About the Medicare Diabetes Prevention Act
The Medicare Diabetes Prevention Act (MDPA) is a new set of national, bipartisan legislation introduced by Democratic Senators Al Franken (D-MN) and John D. Rockefeller (D-WV) along with Republican Senator Richard G. Lugar (R-IN).
The MDPA (S. 3463) will provide coverage of the National Diabetes Prevention Program (NDPP) under the Medicare Program. It is fiercely supported by dozens and dozens of organizations, perhaps none as influential as the American Diabetes Association; Board chairman L. Hunter Limbaugh believes that the Act will grant access for senior citizens at high risk for type 2 diabetes to valuable prevention programs.
The National Diabetes Prevention Program
The NDPP is a public-private partnership featuring private insurance firms, employers, community groups, health care organizations and government agencies led by the Centers for Disease Control and Prevention.
It is designed to prevent type 2 diabetes by bringing evidence-based prevention programs to communities and to the people at highest risk of developing the disease. It is based on a diabetes prevention study headed by the National Institutes of Health that showed people can cut their risk of developing type 2 diabetes by as much as 58 percent merely by "making modest behavior changes, such as improving food choices and increasing physical activity to at least 150 minutes per week," which helped study participants lose as much as seven percent of their body weight.
Participants in a National Diabetes Prevention Program work with a lifestyle coach in a group setting. They receive 16 weekly sessions and six monthly sessions over the course of one year in an effort to learn more about making the kinds of lifestyle choices that can head off type 2 diabetes before it can develop.
The Medicare Diabetes Prevention Act
Proponents of the MDPA regard its coverage by Medicare as crucial to the success of the legislation, since reducing the number of type 2 diabetes patients in the country should also reduce the federal expenses that go towards their treatment, as well as the expenses that go towards covering the drastic effects of some cases of diabetes, including blindness, amputations, and even kidney disease.
Estimates suggest the MDPA could save the country $191 billion in Medicare costs over the course of a decade. The estimate is derived from the cost to impliment the National DPP ($500) compared to the annual money spent on a Medicare patient with diabetes ($15,000).
“This bill will combat this illness head on by expanding a proven diabetes prevention program to Medicare," said Sen. Rockefeller in a statement. "It will improve the health of millions of seniors and individuals with disabilities -- and in many cases help them avoid diabetes -- reduce health costs nationwide, and create jobs.

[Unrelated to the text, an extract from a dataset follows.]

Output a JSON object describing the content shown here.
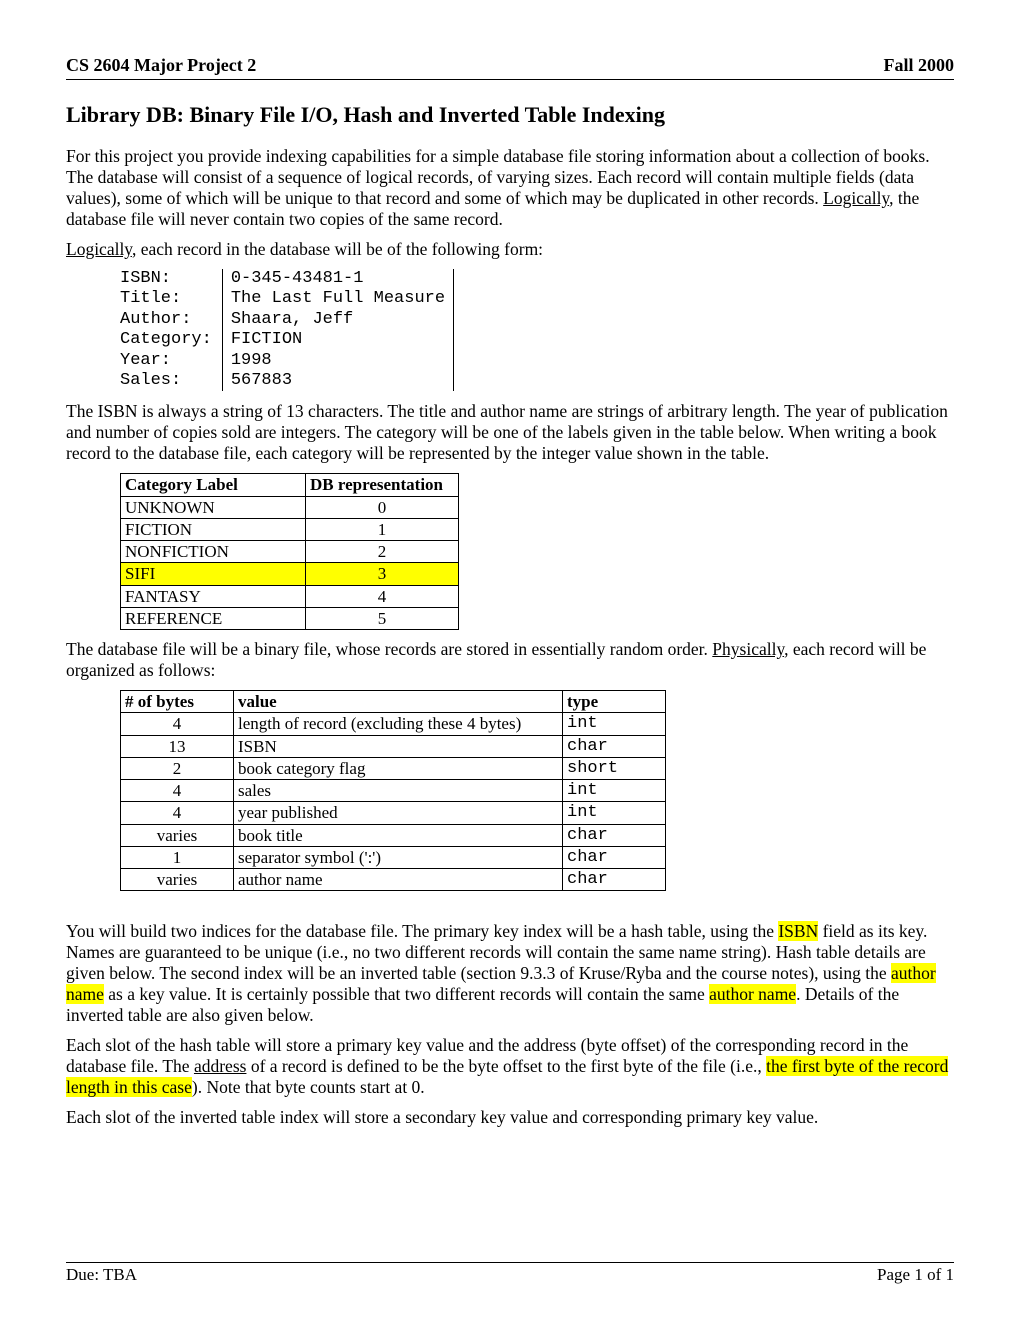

This bill is a win-win, and I can’t overstate the importance of it and this program for our families and communities."